On Monday, Oct 24th, a 19-yr-old former student of CVPA High School in St. Louis entered his alma mater and killed a student, 15-yr-old Alexzandria Bell, and a teacher, 61-yr-old Jean Kuczka.  I’m purposely omitting the shooter’s name as I don’t believe in glorifying or publicizing his identity.

The widely-reported timeline of the shooting is as follows:

  • 9:10 AM: Shooter enters the building, “not via the main entrance”.
  • 9:11 AM: School security guard sees the entry and notifies the school.  911 is called.
  • 9:15 AM: Police arrive at the school and begin trying to locate the shooter.
  • 9:23 AM: Police locate the shooter, barricaded in a classroom, and a firefight ensues.
  • 9:25 AM: Shooter neutralized.

School administration and police officials have made several statements lauding this as a success story, highlighting the quick actions of the security guards and police response, and the fact that this could have been “much worse”.

Indeed, it could have been much worse.  Put a competent shooter with an AR-15 and 600-odd rounds of ammunition in a building with 700 defenseless and unarmed students and teachers, give that shooter an uncontested 13 minutes, and you could count yourself lucky that there weren’t 200 dead.  The shooter’s own notebook attested to his desire to be the “deadliest school shooter in history”.

I take issue with several aspects of this “success story”.  In the Secret Service, if someone you are protecting ends up injured or dead, that’s known as mission failure.  You don’t congratulate yourselves that several other people managed to survive.  It also doesn’t ultimately matter if nine out of ten of your security measures worked perfectly; the one measure that didn’t is your single point of compromise, and the end result is failure.  We define “success” as zero dead or injured.

From a security perspective, what did go right on that day?

  • Allegedly, all exterior doors to the building were locked
  • Seven (!) security guards were present at the high school
  • 911 was notified very quickly
  • Code phrase for “Active Shooter” was announced over the PA, and (most) classroom doors were apparently manually locked
  • Police responded very quickly, located the shooter in eight minutes, and immediately engaged and neutralized him

Parents and students outside the school. Source: Reuters

What went wrong?

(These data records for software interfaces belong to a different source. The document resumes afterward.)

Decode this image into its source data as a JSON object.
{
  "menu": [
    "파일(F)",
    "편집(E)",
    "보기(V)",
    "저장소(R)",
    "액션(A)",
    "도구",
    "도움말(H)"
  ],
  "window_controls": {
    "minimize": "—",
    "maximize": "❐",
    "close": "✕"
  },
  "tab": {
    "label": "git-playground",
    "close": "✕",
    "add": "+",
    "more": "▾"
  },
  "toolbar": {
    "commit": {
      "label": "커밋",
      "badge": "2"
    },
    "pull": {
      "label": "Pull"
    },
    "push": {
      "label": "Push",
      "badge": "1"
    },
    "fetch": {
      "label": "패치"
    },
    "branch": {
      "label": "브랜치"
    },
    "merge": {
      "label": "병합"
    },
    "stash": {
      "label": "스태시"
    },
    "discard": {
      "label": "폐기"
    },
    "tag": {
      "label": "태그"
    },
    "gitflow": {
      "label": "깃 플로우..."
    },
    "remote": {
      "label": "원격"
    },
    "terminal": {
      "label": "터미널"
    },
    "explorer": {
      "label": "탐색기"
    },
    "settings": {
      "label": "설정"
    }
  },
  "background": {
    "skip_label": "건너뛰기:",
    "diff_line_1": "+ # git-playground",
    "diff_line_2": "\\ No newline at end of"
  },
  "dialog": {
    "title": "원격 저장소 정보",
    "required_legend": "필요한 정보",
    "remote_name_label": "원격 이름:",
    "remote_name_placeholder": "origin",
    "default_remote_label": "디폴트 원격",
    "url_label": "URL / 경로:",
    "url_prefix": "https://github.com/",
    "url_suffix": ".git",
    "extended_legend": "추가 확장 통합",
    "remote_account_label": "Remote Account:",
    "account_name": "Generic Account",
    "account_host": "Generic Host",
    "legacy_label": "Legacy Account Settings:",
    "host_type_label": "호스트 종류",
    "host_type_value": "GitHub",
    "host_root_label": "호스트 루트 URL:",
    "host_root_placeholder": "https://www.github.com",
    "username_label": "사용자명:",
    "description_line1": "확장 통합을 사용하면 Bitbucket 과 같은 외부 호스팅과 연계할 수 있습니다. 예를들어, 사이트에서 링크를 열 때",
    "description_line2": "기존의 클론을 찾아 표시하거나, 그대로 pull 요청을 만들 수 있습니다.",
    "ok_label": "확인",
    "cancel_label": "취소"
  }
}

  • Two victims dead.  Four others shot but not critically
  • “All exterior doors” locked, but the shooter got in anyway.  It has not been indicated how this was accomplished, but we can assume either forcing someone at gunpoint to open a door, or (more likely) using the butt of the rifle to break door glass and open it
  • Seven security guards, but none of them armed, which relegated their role to “alarm system”.  These seven had no realistic ability to engage the shooter and stop him
  • Teacher Jean Kuczka was shot in classroom 323, apparently as she physically confronted the shooter.  This indicates the door of that classroom was not locked in time, unable to be locked, or the shooter was able to force the door in some fashion
  • As stated above, thirteen minutes of unimpeded access to a target-rich environment is an eternity.  Apparently the shooter’s gun jammed at least once, but that’s a lucky break, not something you rely on occurring

There are many lessons to be learned here, but the tragedy is that we’re still trying to learn these lessons despite the same things happening over and over again.  While the police performed brilliantly in this instance, we still ended up with two dead.  School security needs to be proactive — detecting the shooter before they arrive on campus, and failing that, making sure the shooter can’t enter the building.  Once you have to rely on reactive security procedures, you’re left with the proverbial outcomes of a rock and a hard place.

Learn more about what Hawkeye S3 can do to secure schools.